How is your accommodation these days, after covid-19? Merlin says, I don’t want to say.

Mum, Mary and many children agree the internet and computers, banking and cooking are all wonderful today. Tenzin says, are they? If you post this to facebook, you will get some response. That is Tara Institute. They are all struggling. Geshe Doga is not joking. Where is Merlin de Rozel Allan? His Holiness says, keep doing. His Holiness says, I don’t think he is going to like that very much. He is very tired. Khensur Rinpoche says, that’s one way of handling it. Alan is a selfish prick to the meditator. That’s where the Molloy’s are bad. Just say.

Hang up. Bye.

Photo on 20-5-20 at 12.51 pm

It’s not really a house is it?

The emptiness of the self is clear to see, if you learn to master all three stages of the path to Buddhahood. This is why you need a copy from Wisdom Publications or Tara Institute of Pabongka Rinpoche’s text, Liberation in the Palm of Your Hand.

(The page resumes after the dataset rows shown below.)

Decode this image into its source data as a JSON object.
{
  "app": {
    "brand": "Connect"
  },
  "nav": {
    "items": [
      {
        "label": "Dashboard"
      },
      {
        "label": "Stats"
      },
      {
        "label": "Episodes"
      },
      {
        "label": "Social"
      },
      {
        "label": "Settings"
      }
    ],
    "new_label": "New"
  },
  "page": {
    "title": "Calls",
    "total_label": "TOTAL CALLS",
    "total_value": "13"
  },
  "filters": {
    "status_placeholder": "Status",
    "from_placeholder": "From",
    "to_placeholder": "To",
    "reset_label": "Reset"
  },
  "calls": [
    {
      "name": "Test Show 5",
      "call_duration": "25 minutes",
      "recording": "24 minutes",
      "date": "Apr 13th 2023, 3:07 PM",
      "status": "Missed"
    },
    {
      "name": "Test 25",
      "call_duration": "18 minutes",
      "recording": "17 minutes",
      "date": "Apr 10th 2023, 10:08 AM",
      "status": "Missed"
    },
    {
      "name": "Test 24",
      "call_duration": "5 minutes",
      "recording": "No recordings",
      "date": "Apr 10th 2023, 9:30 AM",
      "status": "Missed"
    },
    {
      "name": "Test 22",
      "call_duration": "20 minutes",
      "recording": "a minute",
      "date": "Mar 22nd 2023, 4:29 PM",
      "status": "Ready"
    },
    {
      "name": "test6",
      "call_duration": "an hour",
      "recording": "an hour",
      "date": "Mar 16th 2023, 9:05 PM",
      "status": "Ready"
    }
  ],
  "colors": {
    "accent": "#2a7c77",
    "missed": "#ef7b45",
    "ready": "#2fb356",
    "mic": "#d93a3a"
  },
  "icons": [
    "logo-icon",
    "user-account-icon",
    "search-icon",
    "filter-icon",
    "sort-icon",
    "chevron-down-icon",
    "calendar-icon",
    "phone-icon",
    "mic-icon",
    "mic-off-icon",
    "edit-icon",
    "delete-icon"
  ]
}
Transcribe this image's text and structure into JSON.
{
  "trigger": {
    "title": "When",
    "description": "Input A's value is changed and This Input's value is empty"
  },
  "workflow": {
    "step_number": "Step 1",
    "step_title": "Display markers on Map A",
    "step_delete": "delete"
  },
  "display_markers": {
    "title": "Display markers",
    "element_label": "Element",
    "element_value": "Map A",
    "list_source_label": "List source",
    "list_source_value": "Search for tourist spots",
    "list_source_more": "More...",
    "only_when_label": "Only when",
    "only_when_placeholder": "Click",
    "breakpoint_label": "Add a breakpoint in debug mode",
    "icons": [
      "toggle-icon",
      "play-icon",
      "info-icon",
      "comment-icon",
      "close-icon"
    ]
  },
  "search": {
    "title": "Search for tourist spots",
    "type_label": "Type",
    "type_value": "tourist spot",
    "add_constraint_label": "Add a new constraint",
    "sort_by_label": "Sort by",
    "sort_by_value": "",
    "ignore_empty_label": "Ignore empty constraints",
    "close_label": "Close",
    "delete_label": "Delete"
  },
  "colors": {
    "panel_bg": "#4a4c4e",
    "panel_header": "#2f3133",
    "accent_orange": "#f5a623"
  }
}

Hang up.

This is the conversation online. It is just really, really mental. His Holiness says, just say that. Poor Queen Elisabeth. What sort of a whore is Shirley Bassey? Why don’t you just take refuge in the three jewels and generate bodhicitta? Samsara, suffering cyclic existence is just cruel and everyone needs to get over this disease of the body, speech and mind. Om mani padme hum. Om many padme hum. Om mani padme hum. Arya’s think differently and they are far more reliable than the worldly to rely upon, seek refuge in, turn to for guidance and follow religiously.

Shirley Bassey is a slut. Why don’t you just take your whole dress off? It would be funny if you just farted. What would possess you to do that? Lust.

What next?